== What needs to be done ==
The records that follow need to be printed exactly. Leave out each image.

[The records Boundary: Start]

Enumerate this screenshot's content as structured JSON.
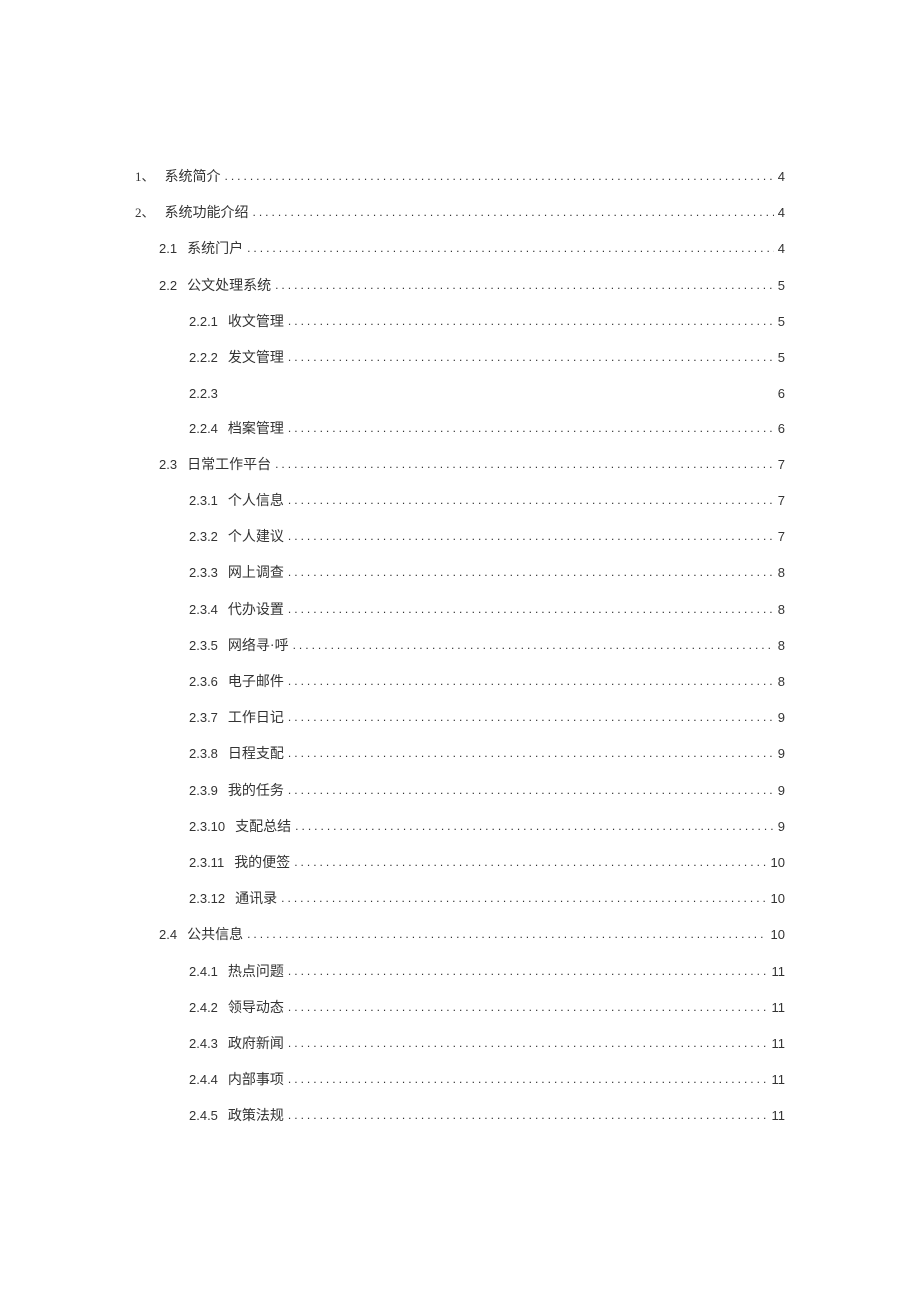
{
  "toc": [
    {
      "num": "1、",
      "title": "系统简介",
      "page": "4",
      "level": 0,
      "cn": true
    },
    {
      "num": "2、",
      "title": "系统功能介绍",
      "page": "4",
      "level": 0,
      "cn": true
    },
    {
      "num": "2.1",
      "title": "系统门户",
      "page": "4",
      "level": 1
    },
    {
      "num": "2.2",
      "title": "公文处理系统",
      "page": "5",
      "level": 1
    },
    {
      "num": "2.2.1",
      "title": "收文管理",
      "page": "5",
      "level": 2
    },
    {
      "num": "2.2.2",
      "title": "发文管理",
      "page": "5",
      "level": 2
    },
    {
      "num": "2.2.3",
      "title": "",
      "page": "6",
      "level": 2,
      "nodots": true
    },
    {
      "num": "2.2.4",
      "title": "档案管理",
      "page": "6",
      "level": 2
    },
    {
      "num": "2.3",
      "title": "日常工作平台",
      "page": "7",
      "level": 1
    },
    {
      "num": "2.3.1",
      "title": "个人信息",
      "page": "7",
      "level": 2
    },
    {
      "num": "2.3.2",
      "title": "个人建议",
      "page": "7",
      "level": 2
    },
    {
      "num": "2.3.3",
      "title": "网上调查",
      "page": "8",
      "level": 2
    },
    {
      "num": "2.3.4",
      "title": "代办设置",
      "page": "8",
      "level": 2
    },
    {
      "num": "2.3.5",
      "title": "网络寻·呼",
      "page": "8",
      "level": 2
    },
    {
      "num": "2.3.6",
      "title": "电子邮件",
      "page": "8",
      "level": 2
    },
    {
      "num": "2.3.7",
      "title": "工作日记",
      "page": "9",
      "level": 2
    },
    {
      "num": "2.3.8",
      "title": "日程支配",
      "page": "9",
      "level": 2
    },
    {
      "num": "2.3.9",
      "title": "我的任务",
      "page": "9",
      "level": 2
    },
    {
      "num": "2.3.10",
      "title": "支配总结",
      "page": "9",
      "level": 2
    },
    {
      "num": "2.3.11",
      "title": "我的便签",
      "page": "10",
      "level": 2
    },
    {
      "num": "2.3.12",
      "title": "通讯录",
      "page": "10",
      "level": 2
    },
    {
      "num": "2.4",
      "title": "公共信息",
      "page": "10",
      "level": 1
    },
    {
      "num": "2.4.1",
      "title": "热点问题",
      "page": "11",
      "level": 2
    },
    {
      "num": "2.4.2",
      "title": "领导动态",
      "page": "11",
      "level": 2
    },
    {
      "num": "2.4.3",
      "title": "政府新闻",
      "page": "11",
      "level": 2
    },
    {
      "num": "2.4.4",
      "title": "内部事项",
      "page": "11",
      "level": 2
    },
    {
      "num": "2.4.5",
      "title": "政策法规",
      "page": "11",
      "level": 2
    }
  ],
  "dots": "............................................................................................................................"
}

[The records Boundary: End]

== Solution ==
Enumerate this screenshot's content as structured JSON.
{
  "toc": [
    {
      "num": "1、",
      "title": "系统简介",
      "page": "4",
      "level": 0,
      "cn": true
    },
    {
      "num": "2、",
      "title": "系统功能介绍",
      "page": "4",
      "level": 0,
      "cn": true
    },
    {
      "num": "2.1",
      "title": "系统门户",
      "page": "4",
      "level": 1
    },
    {
      "num": "2.2",
      "title": "公文处理系统",
      "page": "5",
      "level": 1
    },
    {
      "num": "2.2.1",
      "title": "收文管理",
      "page": "5",
      "level": 2
    },
    {
      "num": "2.2.2",
      "title": "发文管理",
      "page": "5",
      "level": 2
    },
    {
      "num": "2.2.3",
      "title": "",
      "page": "6",
      "level": 2,
      "nodots": true
    },
    {
      "num": "2.2.4",
      "title": "档案管理",
      "page": "6",
      "level": 2
    },
    {
      "num": "2.3",
      "title": "日常工作平台",
      "page": "7",
      "level": 1
    },
    {
      "num": "2.3.1",
      "title": "个人信息",
      "page": "7",
      "level": 2
    },
    {
      "num": "2.3.2",
      "title": "个人建议",
      "page": "7",
      "level": 2
    },
    {
      "num": "2.3.3",
      "title": "网上调查",
      "page": "8",
      "level": 2
    },
    {
      "num": "2.3.4",
      "title": "代办设置",
      "page": "8",
      "level": 2
    },
    {
      "num": "2.3.5",
      "title": "网络寻·呼",
      "page": "8",
      "level": 2
    },
    {
      "num": "2.3.6",
      "title": "电子邮件",
      "page": "8",
      "level": 2
    },
    {
      "num": "2.3.7",
      "title": "工作日记",
      "page": "9",
      "level": 2
    },
    {
      "num": "2.3.8",
      "title": "日程支配",
      "page": "9",
      "level": 2
    },
    {
      "num": "2.3.9",
      "title": "我的任务",
      "page": "9",
      "level": 2
    },
    {
      "num": "2.3.10",
      "title": "支配总结",
      "page": "9",
      "level": 2
    },
    {
      "num": "2.3.11",
      "title": "我的便签",
      "page": "10",
      "level": 2
    },
    {
      "num": "2.3.12",
      "title": "通讯录",
      "page": "10",
      "level": 2
    },
    {
      "num": "2.4",
      "title": "公共信息",
      "page": "10",
      "level": 1
    },
    {
      "num": "2.4.1",
      "title": "热点问题",
      "page": "11",
      "level": 2
    },
    {
      "num": "2.4.2",
      "title": "领导动态",
      "page": "11",
      "level": 2
    },
    {
      "num": "2.4.3",
      "title": "政府新闻",
      "page": "11",
      "level": 2
    },
    {
      "num": "2.4.4",
      "title": "内部事项",
      "page": "11",
      "level": 2
    },
    {
      "num": "2.4.5",
      "title": "政策法规",
      "page": "11",
      "level": 2
    }
  ],
  "dots": "............................................................................................................................"
}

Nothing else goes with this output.